All of this said, this brings me back to Nick Impelliteri’s statement about the ratios of microbes in a sour blend, and why you shouldn’t worry about it much. I wonder if these findings in cheese might apply to a beer. If they do, it would suggest that with a given collection of organisms and a given recipe (a consistent environment), a beer should be able to reliably fermented the same way every time. Of course, real life is always more complicated and there are a variety of reasons why minor variation might occur, but it does imply that a microbial community tends to stabilize over time to conform to the environment and the other species present.

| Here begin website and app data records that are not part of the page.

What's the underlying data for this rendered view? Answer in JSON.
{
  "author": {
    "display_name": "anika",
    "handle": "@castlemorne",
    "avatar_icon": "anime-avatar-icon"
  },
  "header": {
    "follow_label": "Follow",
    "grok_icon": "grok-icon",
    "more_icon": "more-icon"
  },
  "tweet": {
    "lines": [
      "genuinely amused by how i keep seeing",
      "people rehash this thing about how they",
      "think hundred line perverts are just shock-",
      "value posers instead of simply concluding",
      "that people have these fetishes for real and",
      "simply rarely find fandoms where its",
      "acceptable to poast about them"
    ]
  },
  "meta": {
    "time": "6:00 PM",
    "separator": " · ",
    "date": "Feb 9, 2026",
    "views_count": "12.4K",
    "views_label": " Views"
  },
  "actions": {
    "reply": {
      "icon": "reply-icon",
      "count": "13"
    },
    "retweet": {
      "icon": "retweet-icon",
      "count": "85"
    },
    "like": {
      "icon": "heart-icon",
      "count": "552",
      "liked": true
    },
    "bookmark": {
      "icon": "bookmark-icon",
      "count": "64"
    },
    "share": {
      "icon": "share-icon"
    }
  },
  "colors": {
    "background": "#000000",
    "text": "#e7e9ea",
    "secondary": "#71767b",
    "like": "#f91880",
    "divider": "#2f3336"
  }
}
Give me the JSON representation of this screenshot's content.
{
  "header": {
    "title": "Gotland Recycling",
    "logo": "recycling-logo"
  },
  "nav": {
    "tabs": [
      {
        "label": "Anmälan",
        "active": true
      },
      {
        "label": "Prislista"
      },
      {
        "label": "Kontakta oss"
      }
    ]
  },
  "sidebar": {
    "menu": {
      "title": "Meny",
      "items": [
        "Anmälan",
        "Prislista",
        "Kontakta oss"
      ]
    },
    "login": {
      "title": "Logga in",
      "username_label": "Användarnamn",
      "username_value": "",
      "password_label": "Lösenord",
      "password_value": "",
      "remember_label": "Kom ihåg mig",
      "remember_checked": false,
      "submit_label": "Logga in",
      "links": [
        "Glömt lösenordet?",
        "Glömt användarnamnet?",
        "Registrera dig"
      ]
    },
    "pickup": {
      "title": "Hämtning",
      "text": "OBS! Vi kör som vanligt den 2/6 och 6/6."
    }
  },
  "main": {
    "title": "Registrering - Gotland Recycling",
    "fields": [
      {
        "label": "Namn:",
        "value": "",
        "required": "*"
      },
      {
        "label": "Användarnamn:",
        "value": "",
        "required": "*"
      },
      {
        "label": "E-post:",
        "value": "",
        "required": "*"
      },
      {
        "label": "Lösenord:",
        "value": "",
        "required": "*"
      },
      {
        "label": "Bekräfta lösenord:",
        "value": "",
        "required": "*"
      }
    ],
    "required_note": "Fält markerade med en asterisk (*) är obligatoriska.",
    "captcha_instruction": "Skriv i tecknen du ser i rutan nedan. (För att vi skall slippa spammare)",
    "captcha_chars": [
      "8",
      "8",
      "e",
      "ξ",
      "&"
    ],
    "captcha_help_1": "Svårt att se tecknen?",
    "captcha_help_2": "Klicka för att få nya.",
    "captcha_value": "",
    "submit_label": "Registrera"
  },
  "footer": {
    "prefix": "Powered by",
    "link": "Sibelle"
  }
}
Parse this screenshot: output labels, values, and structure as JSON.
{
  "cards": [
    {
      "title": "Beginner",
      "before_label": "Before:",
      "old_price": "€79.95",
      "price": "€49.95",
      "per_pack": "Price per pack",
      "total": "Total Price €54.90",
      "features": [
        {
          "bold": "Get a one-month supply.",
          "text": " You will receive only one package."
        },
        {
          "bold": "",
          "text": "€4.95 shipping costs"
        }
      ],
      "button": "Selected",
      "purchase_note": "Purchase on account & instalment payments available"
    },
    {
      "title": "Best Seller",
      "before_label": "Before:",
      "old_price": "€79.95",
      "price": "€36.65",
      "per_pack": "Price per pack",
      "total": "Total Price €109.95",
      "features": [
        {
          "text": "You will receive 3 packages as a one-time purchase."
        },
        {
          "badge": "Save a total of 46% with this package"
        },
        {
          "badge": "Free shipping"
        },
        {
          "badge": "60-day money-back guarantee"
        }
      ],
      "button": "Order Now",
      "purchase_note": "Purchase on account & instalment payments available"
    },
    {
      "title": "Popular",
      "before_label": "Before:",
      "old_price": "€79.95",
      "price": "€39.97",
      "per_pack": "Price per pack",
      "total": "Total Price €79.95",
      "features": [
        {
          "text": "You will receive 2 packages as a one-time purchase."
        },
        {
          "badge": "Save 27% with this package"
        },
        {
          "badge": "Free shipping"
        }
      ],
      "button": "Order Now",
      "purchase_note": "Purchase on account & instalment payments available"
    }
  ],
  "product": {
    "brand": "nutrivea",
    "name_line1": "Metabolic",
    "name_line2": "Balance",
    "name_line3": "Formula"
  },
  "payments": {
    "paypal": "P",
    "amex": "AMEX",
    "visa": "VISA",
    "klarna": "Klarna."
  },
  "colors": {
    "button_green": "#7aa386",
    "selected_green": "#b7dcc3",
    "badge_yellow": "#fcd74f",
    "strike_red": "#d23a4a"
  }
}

I’d love to know if the same principals of microecology apply to beer as they do to cheese. If they do, it would have pretty significant implications for the reproducibility of sour beers. For example, what environmental characteristics are relevant in defining the ecological diversity of microorganisms in beer (pH, IBUs, carbohydrate sources, alcohol content, osmotic pressure)? Knowing these whether these concepts apply to beer would also lend insight into the cooperative and conflicting roles that microorganisms play in making a successful sour beer (or not)!
1 the paper can be found behind a paywall here: http://www.cell.com/cell/abstract/S0092-8674(14)00745-4 . A 2015 commentary regarding the use of fermented foods (including beer!) as models of ecosystems by Wolfe and Dutton can be found here: http://www.cell.com/cell/fulltext/S0092-8674(15)00200-7
2Note that this strategy identified genera – i.e. Staphylococcus, Pseudomonas, Vibrio, etc, and not individual species.
Finally, I should note that Dr. Ben Wolfe runs a site called microbialfoods.com, a great resource for learning more about the role microbes play in food – definitely check this out!
Apologies after the fact for such a text-heavy post, but the rules on reproducing journal figures are a bit unclear to me…